When I was in Afghanistan, I figured I had already given up enough so I just made a commitment to go to Mass every Friday. Trouble was the priest wasn't available for most of Lent so I satisfied myself with doing a rosary each Friday. I had just learned to do the rosary while in Afghanistan anyway.
I was going to do the same thing this year, but I'm pretty sure the priest will be available this time. I got a late start because Greek Easter this year is 27 April, more than a month after "regular" Easter (23 March) and I'm all messed up. My Fridays have been messed up as well so I've decided to read the mass readings everyday instead.
What are you giving up or doing extra?
I've recently heard a lot of people who are trying to do something extra instead of giving something up.
Do you think abstaining from something or making an extra effort is better? Is the whole thing a waste of time?
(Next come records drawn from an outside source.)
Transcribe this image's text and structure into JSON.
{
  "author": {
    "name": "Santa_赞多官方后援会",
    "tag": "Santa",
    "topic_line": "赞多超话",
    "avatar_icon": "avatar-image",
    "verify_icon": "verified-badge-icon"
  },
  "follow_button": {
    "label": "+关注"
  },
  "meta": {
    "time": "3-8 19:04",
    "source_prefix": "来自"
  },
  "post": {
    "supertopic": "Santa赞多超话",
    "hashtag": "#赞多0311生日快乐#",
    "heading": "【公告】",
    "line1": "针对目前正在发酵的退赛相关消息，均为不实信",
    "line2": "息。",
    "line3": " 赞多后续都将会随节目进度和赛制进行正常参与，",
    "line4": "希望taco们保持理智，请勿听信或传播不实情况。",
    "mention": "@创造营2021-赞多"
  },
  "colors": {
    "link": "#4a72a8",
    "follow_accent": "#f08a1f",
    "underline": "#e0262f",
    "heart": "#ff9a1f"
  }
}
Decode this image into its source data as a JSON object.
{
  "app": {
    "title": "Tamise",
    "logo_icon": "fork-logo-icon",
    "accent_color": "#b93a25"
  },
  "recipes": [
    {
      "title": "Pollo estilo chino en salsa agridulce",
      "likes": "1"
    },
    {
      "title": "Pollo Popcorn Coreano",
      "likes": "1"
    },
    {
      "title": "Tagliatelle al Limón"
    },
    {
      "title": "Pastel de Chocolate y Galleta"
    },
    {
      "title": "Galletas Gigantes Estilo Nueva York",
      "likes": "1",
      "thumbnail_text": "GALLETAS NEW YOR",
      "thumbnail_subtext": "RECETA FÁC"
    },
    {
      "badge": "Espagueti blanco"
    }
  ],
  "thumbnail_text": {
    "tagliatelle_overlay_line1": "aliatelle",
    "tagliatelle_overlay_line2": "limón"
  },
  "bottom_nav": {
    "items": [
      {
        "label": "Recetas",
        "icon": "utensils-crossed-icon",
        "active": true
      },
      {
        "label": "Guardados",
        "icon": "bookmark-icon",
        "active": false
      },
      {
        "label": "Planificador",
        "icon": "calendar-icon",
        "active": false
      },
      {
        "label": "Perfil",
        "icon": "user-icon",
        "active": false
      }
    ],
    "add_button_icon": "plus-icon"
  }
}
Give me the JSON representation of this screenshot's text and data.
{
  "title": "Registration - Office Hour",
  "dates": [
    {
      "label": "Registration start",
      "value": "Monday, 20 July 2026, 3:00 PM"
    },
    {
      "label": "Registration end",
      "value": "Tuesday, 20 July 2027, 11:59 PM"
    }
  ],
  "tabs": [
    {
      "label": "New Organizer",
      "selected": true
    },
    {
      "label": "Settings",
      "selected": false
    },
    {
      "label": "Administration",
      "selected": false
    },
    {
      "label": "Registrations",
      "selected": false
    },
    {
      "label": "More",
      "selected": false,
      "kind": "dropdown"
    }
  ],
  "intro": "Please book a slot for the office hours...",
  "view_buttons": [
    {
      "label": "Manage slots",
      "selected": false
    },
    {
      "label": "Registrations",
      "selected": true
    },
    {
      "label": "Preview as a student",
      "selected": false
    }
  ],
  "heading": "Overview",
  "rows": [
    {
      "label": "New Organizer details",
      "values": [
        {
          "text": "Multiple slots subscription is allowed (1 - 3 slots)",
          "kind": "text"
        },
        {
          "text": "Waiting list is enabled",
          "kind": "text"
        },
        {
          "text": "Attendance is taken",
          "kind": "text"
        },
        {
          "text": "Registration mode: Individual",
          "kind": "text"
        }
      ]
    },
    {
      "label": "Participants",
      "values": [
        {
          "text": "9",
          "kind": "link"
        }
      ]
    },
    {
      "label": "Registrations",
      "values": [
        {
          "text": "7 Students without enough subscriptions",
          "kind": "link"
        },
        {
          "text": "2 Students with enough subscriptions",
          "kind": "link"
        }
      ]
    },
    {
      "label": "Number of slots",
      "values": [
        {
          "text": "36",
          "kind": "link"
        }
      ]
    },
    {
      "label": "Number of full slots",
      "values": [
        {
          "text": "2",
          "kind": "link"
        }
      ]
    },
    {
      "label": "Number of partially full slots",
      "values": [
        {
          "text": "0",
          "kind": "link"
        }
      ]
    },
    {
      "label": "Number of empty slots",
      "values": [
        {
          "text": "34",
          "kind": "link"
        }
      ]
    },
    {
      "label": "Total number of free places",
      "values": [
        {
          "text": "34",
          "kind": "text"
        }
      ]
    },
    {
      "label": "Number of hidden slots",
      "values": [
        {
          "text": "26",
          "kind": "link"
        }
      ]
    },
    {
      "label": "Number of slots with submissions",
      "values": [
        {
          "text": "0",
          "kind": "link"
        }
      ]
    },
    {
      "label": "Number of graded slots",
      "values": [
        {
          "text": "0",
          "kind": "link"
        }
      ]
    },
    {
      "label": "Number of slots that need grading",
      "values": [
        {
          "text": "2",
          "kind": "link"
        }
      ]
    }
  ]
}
I think it's useful either way. It makes you stop and think, which is; I believe the real value in not eating meat on Fridays during Lent. It makes you alter your regular daily routine and examine what you are doing and why. It gets to psyche and who we are really. I think it's valuable even for non-Catholics.
The Greek Orthodox and presumably all Eastern Orthodox observe Lent slightly differently. Firstly, it starts on a Sunday, not a Wednesday. Also, they abstain from all meat AND dairy products on Wednesdays and Fridays for all of Lent. They call this abstinence, "fasting." During Holy Week (the week from Palm Sunday until Easter) they "fast" every day. They don't give up anything else, but I think the reminder and the chance to think about things greater than the everyday is still there.
For those of you who don't know, Catholics start Lent on Ash Wednesday and it runs until Easter. You are supposed to give something up (traditionally) and you are required to abstain from eating meat on Fridays and Ash Wednesday. You are also required to fast (as in not eat more than one meal) on Ash Wednesday and Good Friday.
I would be very interested in unusual Lenten observations (like giving up dancing at clubs, which an employee of mine vows each year and then can't seem to keep it) and the number of people that choose what I think are the most common items to give up. Please leave comments and vote on the poll.